Trascendence of $e^\pi$ and $\pi^e$

Is there some relation between the trascendence of $e^\pi$ and that of $\pi^e$? I mean: the transcendence of one implies the other or the proofs are independent? Thanks.

• I don't think it's known if $\pi^e$ is transcendental or not. Jul 1 '14 at 14:39
• @DavidMitra: Yes, but, if we prove $\pi^e$ is trascendental, this automatically, means $e^\pi$ is trascendental? Jul 1 '14 at 14:42
• I don't know... However, $e^\pi$ is transcendental; Google "Gelfond's constant". Jul 1 '14 at 14:44
• Jul 1 '14 at 14:45
• @Shaun Arf... There are has been a slight mix-up between your two links : both are the same.
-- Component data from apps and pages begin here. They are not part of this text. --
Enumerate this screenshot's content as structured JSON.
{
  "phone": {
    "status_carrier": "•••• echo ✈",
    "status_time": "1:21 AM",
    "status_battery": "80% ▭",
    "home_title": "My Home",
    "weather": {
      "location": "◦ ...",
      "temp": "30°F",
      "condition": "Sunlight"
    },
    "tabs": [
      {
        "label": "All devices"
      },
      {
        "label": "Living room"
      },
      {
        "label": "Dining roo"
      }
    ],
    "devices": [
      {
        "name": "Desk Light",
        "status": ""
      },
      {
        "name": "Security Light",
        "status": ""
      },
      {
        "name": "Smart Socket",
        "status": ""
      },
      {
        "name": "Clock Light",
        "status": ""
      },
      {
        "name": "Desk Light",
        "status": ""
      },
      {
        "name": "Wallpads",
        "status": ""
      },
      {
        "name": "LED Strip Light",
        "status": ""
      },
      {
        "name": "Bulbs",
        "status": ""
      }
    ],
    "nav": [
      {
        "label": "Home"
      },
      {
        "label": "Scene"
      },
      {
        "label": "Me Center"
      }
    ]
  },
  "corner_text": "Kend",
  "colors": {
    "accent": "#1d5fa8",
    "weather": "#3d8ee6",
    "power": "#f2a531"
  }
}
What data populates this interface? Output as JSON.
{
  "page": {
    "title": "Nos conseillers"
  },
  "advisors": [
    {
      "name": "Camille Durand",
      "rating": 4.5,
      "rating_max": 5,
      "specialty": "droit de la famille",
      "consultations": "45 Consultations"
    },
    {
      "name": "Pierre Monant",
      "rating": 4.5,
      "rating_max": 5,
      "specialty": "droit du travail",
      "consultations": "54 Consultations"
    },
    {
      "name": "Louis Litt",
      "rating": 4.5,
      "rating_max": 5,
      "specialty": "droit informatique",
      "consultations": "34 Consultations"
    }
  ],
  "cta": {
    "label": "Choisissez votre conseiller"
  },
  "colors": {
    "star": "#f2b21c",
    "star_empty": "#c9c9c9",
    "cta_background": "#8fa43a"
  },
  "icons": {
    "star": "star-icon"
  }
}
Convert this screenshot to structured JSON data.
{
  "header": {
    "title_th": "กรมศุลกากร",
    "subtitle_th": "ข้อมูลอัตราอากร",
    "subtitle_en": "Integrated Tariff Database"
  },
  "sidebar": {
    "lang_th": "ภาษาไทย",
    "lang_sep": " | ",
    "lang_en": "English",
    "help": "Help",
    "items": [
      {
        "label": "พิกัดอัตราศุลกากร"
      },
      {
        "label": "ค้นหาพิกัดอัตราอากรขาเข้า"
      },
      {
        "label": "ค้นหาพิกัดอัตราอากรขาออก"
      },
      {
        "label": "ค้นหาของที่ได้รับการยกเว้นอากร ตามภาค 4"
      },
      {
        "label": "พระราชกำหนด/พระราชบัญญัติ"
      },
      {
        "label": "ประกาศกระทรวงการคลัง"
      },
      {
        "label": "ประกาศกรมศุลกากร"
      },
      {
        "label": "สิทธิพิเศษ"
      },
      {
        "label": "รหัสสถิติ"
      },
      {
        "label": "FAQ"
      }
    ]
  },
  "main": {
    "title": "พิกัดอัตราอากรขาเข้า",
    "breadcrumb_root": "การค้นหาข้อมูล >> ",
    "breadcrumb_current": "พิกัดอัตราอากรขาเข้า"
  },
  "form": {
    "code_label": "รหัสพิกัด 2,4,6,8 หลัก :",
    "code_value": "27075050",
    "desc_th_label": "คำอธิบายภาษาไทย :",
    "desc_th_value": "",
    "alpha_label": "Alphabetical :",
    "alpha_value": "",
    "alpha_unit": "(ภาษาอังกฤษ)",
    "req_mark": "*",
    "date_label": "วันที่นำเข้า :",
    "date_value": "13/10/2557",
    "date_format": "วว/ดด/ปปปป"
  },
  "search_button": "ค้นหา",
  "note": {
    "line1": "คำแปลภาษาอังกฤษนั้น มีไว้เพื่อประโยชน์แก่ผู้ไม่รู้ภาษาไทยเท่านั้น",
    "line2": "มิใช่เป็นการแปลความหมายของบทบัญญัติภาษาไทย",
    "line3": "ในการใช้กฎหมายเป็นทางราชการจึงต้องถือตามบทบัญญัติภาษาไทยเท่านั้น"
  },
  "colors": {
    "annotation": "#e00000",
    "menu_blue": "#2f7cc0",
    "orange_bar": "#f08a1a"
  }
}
Maybe you can still edit ?
– jibe
Jul 1 '14 at 14:48

As answered in the comments there is no immediate relation between them. $e^\pi$ is transcendental but it is not known if $\pi^e$ is transcendental or not.
If you wish to create a trivial relation you could say that if $e^{\pi}$ is algebraic then $\pi^e$ is algebraic which is something like saying if $0 = 1$ then I am the King of England.